Top of Exercise data
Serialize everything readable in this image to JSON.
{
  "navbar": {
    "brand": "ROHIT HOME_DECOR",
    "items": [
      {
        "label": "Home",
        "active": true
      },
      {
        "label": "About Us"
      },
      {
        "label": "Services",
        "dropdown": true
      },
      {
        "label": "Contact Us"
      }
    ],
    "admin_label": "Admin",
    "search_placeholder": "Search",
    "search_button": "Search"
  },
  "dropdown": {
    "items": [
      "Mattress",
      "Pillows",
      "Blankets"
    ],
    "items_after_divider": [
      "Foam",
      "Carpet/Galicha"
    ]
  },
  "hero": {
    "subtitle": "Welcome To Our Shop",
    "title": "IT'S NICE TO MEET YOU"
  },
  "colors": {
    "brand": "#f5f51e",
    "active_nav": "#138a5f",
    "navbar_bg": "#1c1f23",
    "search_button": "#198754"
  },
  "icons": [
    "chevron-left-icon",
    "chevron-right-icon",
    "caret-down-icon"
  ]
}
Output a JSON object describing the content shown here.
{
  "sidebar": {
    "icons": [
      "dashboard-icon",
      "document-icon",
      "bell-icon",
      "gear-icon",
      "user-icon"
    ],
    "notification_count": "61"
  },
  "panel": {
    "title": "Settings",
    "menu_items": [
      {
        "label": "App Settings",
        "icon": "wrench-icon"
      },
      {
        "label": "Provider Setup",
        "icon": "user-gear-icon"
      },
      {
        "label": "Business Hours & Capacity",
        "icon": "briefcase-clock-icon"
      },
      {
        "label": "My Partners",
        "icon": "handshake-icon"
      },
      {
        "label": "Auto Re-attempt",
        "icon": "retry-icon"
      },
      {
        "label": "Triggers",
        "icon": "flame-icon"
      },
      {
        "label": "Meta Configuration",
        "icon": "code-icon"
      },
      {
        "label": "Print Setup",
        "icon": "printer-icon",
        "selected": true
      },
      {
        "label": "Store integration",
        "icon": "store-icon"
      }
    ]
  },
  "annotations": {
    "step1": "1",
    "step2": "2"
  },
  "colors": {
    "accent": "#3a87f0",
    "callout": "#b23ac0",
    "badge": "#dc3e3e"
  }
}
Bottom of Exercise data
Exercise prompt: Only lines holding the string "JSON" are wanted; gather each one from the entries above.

Problem solution:
Serialize everything readable in this image to JSON.
Output a JSON object describing the content shown here.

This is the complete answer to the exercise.